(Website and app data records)
BEGIN

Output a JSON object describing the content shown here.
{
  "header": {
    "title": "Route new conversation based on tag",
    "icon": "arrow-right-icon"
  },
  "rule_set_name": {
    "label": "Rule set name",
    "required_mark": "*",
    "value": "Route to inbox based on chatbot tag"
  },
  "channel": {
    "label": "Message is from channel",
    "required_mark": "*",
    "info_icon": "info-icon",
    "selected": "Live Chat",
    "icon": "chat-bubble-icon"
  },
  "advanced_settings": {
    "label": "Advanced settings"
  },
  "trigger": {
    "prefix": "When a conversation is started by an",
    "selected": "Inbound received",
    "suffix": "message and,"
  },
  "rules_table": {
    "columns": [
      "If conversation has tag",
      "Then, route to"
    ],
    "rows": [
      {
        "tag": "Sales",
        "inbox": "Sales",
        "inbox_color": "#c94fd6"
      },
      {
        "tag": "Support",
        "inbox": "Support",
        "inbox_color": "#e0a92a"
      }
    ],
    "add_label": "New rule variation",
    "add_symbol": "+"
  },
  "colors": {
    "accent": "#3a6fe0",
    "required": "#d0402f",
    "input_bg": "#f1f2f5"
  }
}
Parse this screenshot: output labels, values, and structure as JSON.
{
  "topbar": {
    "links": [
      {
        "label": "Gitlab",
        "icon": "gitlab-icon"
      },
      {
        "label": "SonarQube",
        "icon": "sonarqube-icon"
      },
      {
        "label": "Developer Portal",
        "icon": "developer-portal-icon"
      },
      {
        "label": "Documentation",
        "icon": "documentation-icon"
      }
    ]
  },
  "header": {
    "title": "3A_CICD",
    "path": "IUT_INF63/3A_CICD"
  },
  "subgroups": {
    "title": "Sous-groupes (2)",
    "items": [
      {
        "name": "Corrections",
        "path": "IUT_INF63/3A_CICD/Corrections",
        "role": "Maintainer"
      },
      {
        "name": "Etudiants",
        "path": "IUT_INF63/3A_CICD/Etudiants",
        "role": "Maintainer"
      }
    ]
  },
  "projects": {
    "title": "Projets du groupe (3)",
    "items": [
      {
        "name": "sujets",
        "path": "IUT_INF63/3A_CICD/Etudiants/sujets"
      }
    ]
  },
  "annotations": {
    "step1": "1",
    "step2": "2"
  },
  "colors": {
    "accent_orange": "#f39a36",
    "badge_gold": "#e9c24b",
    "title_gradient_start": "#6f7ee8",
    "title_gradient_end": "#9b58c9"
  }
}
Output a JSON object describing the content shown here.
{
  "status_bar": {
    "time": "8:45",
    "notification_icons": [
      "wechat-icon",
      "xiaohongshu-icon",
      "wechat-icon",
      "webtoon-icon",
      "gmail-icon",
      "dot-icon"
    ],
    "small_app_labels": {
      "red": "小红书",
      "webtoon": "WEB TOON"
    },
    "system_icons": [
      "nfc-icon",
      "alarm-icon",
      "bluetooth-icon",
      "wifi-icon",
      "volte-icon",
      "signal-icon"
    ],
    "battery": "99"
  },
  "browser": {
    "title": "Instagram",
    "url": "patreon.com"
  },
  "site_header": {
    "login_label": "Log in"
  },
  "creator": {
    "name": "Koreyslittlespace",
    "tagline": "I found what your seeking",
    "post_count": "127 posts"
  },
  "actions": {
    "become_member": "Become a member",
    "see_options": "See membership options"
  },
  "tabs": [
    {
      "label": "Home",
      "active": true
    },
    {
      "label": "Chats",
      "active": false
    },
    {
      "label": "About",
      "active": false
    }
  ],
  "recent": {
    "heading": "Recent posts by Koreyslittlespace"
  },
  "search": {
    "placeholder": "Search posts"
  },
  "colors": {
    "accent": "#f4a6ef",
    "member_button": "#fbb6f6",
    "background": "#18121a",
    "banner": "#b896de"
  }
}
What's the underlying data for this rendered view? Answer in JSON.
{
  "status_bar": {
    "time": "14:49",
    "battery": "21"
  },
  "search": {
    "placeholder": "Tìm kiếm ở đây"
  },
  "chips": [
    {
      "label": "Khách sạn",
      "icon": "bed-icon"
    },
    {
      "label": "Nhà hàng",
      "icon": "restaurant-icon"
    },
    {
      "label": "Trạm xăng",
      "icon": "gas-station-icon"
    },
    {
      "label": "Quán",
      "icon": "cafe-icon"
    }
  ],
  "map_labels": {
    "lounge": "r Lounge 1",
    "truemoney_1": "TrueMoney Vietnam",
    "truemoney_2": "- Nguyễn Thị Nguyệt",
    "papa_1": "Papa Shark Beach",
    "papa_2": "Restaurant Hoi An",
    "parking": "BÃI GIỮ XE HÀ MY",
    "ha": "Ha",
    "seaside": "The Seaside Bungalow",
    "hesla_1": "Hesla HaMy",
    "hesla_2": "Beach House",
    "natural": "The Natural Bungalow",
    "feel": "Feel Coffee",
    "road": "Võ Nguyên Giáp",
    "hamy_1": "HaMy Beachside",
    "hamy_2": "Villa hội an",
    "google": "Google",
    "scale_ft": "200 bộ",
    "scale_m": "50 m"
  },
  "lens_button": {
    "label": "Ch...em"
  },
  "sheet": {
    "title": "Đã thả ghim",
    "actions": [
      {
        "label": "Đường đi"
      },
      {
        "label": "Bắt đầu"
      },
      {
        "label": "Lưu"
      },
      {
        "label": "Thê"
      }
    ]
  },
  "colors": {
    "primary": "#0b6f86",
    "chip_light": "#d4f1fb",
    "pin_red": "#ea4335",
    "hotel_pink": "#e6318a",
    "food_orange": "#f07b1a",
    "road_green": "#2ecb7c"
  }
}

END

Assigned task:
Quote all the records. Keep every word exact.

Completed task:
Output a JSON object describing the content shown here.
{
  "header": {
    "title": "Route new conversation based on tag",
    "icon": "arrow-right-icon"
  },
  "rule_set_name": {
    "label": "Rule set name",
    "required_mark": "*",
    "value": "Route to inbox based on chatbot tag"
  },
  "channel": {
    "label": "Message is from channel",
    "required_mark": "*",
    "info_icon": "info-icon",
    "selected": "Live Chat",
    "icon": "chat-bubble-icon"
  },
  "advanced_settings": {
    "label": "Advanced settings"
  },
  "trigger": {
    "prefix": "When a conversation is started by an",
    "selected": "Inbound received",
    "suffix": "message and,"
  },
  "rules_table": {
    "columns": [
      "If conversation has tag",
      "Then, route to"
    ],
    "rows": [
      {
        "tag": "Sales",
        "inbox": "Sales",
        "inbox_color": "#c94fd6"
      },
      {
        "tag": "Support",
        "inbox": "Support",
        "inbox_color": "#e0a92a"
      }
    ],
    "add_label": "New rule variation",
    "add_symbol": "+"
  },
  "colors": {
    "accent": "#3a6fe0",
    "required": "#d0402f",
    "input_bg": "#f1f2f5"
  }
}
Parse this screenshot: output labels, values, and structure as JSON.
{
  "topbar": {
    "links": [
      {
        "label": "Gitlab",
        "icon": "gitlab-icon"
      },
      {
        "label": "SonarQube",
        "icon": "sonarqube-icon"
      },
      {
        "label": "Developer Portal",
        "icon": "developer-portal-icon"
      },
      {
        "label": "Documentation",
        "icon": "documentation-icon"
      }
    ]
  },
  "header": {
    "title": "3A_CICD",
    "path": "IUT_INF63/3A_CICD"
  },
  "subgroups": {
    "title": "Sous-groupes (2)",
    "items": [
      {
        "name": "Corrections",
        "path": "IUT_INF63/3A_CICD/Corrections",
        "role": "Maintainer"
      },
      {
        "name": "Etudiants",
        "path": "IUT_INF63/3A_CICD/Etudiants",
        "role": "Maintainer"
      }
    ]
  },
  "projects": {
    "title": "Projets du groupe (3)",
    "items": [
      {
        "name": "sujets",
        "path": "IUT_INF63/3A_CICD/Etudiants/sujets"
      }
    ]
  },
  "annotations": {
    "step1": "1",
    "step2": "2"
  },
  "colors": {
    "accent_orange": "#f39a36",
    "badge_gold": "#e9c24b",
    "title_gradient_start": "#6f7ee8",
    "title_gradient_end": "#9b58c9"
  }
}
Output a JSON object describing the content shown here.
{
  "status_bar": {
    "time": "8:45",
    "notification_icons": [
      "wechat-icon",
      "xiaohongshu-icon",
      "wechat-icon",
      "webtoon-icon",
      "gmail-icon",
      "dot-icon"
    ],
    "small_app_labels": {
      "red": "小红书",
      "webtoon": "WEB TOON"
    },
    "system_icons": [
      "nfc-icon",
      "alarm-icon",
      "bluetooth-icon",
      "wifi-icon",
      "volte-icon",
      "signal-icon"
    ],
    "battery": "99"
  },
  "browser": {
    "title": "Instagram",
    "url": "patreon.com"
  },
  "site_header": {
    "login_label": "Log in"
  },
  "creator": {
    "name": "Koreyslittlespace",
    "tagline": "I found what your seeking",
    "post_count": "127 posts"
  },
  "actions": {
    "become_member": "Become a member",
    "see_options": "See membership options"
  },
  "tabs": [
    {
      "label": "Home",
      "active": true
    },
    {
      "label": "Chats",
      "active": false
    },
    {
      "label": "About",
      "active": false
    }
  ],
  "recent": {
    "heading": "Recent posts by Koreyslittlespace"
  },
  "search": {
    "placeholder": "Search posts"
  },
  "colors": {
    "accent": "#f4a6ef",
    "member_button": "#fbb6f6",
    "background": "#18121a",
    "banner": "#b896de"
  }
}
What's the underlying data for this rendered view? Answer in JSON.
{
  "status_bar": {
    "time": "14:49",
    "battery": "21"
  },
  "search": {
    "placeholder": "Tìm kiếm ở đây"
  },
  "chips": [
    {
      "label": "Khách sạn",
      "icon": "bed-icon"
    },
    {
      "label": "Nhà hàng",
      "icon": "restaurant-icon"
    },
    {
      "label": "Trạm xăng",
      "icon": "gas-station-icon"
    },
    {
      "label": "Quán",
      "icon": "cafe-icon"
    }
  ],
  "map_labels": {
    "lounge": "r Lounge 1",
    "truemoney_1": "TrueMoney Vietnam",
    "truemoney_2": "- Nguyễn Thị Nguyệt",
    "papa_1": "Papa Shark Beach",
    "papa_2": "Restaurant Hoi An",
    "parking": "BÃI GIỮ XE HÀ MY",
    "ha": "Ha",
    "seaside": "The Seaside Bungalow",
    "hesla_1": "Hesla HaMy",
    "hesla_2": "Beach House",
    "natural": "The Natural Bungalow",
    "feel": "Feel Coffee",
    "road": "Võ Nguyên Giáp",
    "hamy_1": "HaMy Beachside",
    "hamy_2": "Villa hội an",
    "google": "Google",
    "scale_ft": "200 bộ",
    "scale_m": "50 m"
  },
  "lens_button": {
    "label": "Ch...em"
  },
  "sheet": {
    "title": "Đã thả ghim",
    "actions": [
      {
        "label": "Đường đi"
      },
      {
        "label": "Bắt đầu"
      },
      {
        "label": "Lưu"
      },
      {
        "label": "Thê"
      }
    ]
  },
  "colors": {
    "primary": "#0b6f86",
    "chip_light": "#d4f1fb",
    "pin_red": "#ea4335",
    "hotel_pink": "#e6318a",
    "food_orange": "#f07b1a",
    "road_green": "#2ecb7c"
  }
}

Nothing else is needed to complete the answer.